- Classical Mythology. one of several sea nymphs, part woman and part bird, who lure mariners to destruction by their seductive singing.
- a seductively beautiful or charming woman, especially one who beguiles men: a siren of the silver screen.
- an acoustical instrument for producing musical tones, consisting essentially of a disk pierced with holes arranged equidistantly in a circle, rotated over a jet or stream of compressed air, steam, or the like, so that the stream is alternately interrupted and allowed to pass.
- an implement of this kind used as a whistle, fog signal, or warning device.
- any of several aquatic, eellike salamanders of the family Sirenidae, having permanent external gills, small forelimbs, and no posterior limbs.
- of or like a siren.
- seductive or tempting, especially dangerously or harmfully: the siren call of adventure.
- to go with the siren sounding, as a fire engine.
- to allure in the manner of a siren.
Origin of siren
SynonymsSee more synonyms on Thesaurus.com
- a device for emitting a loud wailing sound, esp as a warning or signal, typically consisting of a rotating perforated metal drum through which air or steam is passed under pressure
- (sometimes capital) Greek myth one of several sea nymphs whose seductive singing was believed to lure sailors to destruction on the rocks the nymphs inhabited
- a woman considered to be dangerously alluring or seductive
- (as modifier)her siren charms
- any aquatic eel-like salamander of the North American family Sirenidae, having external gills, no hind limbs, and reduced forelimbs
Word Origin and History for sirening
mid-14c., "sea nymph who by her singing lures sailors to their destruction," from Old French sereine (12c., Modern French sirène) and directly from Latin Siren (Late Latin Sirena), from Greek Seiren ["Odyssey," xii.39 ff.], one of the Seirenes, mythical sisters who enticed sailors to their deaths with their songs, also in Greek "a deceitful woman," perhaps literally "binder, entangler," from seira "cord, rope."

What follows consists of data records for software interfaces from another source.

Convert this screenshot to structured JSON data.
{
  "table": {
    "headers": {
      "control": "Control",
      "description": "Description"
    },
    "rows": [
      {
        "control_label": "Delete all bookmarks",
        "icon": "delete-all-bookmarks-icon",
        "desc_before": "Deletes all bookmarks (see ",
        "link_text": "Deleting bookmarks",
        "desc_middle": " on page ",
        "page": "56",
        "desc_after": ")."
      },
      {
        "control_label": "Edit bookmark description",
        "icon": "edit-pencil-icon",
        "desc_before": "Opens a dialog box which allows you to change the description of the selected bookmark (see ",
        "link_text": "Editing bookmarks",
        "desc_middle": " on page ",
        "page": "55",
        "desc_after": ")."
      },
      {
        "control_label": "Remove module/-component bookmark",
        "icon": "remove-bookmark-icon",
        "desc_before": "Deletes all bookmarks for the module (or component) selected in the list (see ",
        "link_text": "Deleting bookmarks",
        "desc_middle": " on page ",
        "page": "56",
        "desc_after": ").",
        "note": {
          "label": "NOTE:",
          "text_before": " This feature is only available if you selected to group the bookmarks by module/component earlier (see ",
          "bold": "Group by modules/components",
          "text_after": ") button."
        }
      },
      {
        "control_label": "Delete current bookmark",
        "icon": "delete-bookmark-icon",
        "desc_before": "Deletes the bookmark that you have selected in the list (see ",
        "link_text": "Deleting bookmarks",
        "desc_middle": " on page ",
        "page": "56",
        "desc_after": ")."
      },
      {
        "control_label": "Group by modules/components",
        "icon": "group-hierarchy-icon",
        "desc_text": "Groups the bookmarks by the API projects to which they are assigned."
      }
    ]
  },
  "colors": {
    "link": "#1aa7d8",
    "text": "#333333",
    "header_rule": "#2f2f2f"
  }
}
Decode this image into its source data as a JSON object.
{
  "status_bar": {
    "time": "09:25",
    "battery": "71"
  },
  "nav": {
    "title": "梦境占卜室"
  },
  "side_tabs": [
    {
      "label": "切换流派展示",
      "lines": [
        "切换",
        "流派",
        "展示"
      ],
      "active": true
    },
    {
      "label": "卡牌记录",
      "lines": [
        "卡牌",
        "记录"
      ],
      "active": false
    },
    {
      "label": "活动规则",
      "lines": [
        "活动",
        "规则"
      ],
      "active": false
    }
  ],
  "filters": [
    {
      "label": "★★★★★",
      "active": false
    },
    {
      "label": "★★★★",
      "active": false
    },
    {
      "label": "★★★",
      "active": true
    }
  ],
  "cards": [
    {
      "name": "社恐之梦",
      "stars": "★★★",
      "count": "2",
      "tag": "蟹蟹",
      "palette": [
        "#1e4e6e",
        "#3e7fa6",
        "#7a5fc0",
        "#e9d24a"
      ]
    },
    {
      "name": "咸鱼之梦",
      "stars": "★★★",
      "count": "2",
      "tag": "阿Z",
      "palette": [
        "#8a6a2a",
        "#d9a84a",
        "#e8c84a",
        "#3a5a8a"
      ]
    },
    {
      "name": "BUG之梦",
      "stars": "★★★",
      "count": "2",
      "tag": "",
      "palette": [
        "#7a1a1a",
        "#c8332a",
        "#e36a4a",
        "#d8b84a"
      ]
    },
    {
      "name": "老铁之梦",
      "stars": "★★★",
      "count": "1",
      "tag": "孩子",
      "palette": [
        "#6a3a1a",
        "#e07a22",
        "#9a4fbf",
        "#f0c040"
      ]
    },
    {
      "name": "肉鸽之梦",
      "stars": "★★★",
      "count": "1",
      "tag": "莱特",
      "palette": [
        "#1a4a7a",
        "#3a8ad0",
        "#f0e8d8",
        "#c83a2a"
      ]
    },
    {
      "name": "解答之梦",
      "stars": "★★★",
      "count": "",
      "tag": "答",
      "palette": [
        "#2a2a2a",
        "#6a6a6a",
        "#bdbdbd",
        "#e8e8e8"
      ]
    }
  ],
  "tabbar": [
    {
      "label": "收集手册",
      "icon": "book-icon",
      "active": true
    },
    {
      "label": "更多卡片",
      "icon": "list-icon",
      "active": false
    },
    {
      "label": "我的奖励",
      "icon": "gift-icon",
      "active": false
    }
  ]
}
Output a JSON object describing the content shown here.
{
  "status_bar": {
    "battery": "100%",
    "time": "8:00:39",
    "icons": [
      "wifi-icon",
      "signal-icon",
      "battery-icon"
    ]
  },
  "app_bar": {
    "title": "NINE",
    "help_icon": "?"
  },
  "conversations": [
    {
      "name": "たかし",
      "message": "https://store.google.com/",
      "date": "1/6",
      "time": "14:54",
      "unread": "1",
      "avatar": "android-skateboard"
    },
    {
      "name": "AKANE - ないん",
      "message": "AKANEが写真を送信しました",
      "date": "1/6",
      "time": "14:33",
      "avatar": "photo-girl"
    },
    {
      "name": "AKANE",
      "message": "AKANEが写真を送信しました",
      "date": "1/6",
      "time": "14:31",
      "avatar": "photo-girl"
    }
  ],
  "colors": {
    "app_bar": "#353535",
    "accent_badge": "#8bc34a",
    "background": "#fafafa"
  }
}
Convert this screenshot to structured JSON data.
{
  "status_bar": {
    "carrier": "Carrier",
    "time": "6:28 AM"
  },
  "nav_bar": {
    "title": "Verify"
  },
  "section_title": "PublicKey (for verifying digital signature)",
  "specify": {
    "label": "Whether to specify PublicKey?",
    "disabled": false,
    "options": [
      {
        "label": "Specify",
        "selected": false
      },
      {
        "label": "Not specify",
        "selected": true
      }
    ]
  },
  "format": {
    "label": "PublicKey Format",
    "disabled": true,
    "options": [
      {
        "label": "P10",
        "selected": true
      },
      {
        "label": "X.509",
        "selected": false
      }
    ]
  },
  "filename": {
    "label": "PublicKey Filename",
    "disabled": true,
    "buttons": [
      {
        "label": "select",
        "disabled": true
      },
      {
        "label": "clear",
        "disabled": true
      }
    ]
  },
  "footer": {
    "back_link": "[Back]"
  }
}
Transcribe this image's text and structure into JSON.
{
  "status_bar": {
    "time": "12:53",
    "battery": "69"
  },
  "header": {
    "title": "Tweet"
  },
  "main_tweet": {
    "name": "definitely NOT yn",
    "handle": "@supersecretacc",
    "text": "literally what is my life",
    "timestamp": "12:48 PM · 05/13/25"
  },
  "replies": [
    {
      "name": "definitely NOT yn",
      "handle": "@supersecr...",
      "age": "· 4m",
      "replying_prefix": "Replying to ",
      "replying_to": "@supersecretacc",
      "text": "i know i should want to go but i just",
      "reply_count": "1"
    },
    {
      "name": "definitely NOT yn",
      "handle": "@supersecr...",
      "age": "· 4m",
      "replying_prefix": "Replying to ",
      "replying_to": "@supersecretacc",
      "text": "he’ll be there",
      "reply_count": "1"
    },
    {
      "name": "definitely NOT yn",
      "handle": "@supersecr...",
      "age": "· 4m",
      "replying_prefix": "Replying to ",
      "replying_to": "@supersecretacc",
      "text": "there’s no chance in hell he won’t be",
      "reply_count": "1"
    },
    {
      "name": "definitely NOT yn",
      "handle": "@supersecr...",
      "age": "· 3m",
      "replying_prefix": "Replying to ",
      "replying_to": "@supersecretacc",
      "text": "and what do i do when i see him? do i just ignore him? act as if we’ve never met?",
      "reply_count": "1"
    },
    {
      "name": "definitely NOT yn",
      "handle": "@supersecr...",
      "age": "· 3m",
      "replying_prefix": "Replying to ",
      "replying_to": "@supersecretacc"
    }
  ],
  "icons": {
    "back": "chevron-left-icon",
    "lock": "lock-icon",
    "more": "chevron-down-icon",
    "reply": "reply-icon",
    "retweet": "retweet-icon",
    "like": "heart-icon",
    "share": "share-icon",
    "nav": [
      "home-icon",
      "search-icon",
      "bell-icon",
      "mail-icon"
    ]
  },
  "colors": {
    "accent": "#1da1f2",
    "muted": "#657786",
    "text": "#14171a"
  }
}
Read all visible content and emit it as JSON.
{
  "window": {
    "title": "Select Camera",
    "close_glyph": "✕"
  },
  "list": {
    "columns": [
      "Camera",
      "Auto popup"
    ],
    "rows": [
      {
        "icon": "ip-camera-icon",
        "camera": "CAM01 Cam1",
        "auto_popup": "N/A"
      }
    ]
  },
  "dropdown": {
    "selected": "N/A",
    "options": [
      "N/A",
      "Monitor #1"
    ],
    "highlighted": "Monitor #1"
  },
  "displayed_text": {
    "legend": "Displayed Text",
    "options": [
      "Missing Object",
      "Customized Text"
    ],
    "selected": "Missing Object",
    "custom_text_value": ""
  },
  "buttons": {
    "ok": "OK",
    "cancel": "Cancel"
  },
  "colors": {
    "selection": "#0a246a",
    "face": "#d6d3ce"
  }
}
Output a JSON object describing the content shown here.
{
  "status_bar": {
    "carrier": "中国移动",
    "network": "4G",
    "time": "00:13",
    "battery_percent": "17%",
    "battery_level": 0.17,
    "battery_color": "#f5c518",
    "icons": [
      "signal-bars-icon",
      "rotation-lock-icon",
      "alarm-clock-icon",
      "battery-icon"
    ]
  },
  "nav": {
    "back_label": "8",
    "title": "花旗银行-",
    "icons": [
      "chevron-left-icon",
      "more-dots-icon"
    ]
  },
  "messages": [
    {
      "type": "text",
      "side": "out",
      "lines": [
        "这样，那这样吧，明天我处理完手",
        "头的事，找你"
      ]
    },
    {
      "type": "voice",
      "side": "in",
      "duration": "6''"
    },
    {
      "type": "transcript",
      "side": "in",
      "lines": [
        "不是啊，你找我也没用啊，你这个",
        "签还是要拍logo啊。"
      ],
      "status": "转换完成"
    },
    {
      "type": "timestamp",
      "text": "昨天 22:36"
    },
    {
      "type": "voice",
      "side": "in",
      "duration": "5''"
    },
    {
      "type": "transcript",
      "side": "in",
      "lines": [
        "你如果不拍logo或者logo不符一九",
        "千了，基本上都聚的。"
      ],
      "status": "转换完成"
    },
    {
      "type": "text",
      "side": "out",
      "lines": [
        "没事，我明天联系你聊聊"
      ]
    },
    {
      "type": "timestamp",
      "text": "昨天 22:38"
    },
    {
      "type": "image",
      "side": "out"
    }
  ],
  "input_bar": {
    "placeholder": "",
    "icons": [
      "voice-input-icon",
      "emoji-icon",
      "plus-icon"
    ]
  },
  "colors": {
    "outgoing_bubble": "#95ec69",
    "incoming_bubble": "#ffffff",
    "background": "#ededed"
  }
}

Meaning "device that makes a warning sound" (on an ambulance, etc.) first recorded 1879, in reference to steamboats, perhaps from similar use of the French word. Figurative sense of "one who sings sweetly and charms" is recorded from 1580s. The classical descriptions of them were mangled in medieval translations and glosses, resulting in odd notions of what they looked like.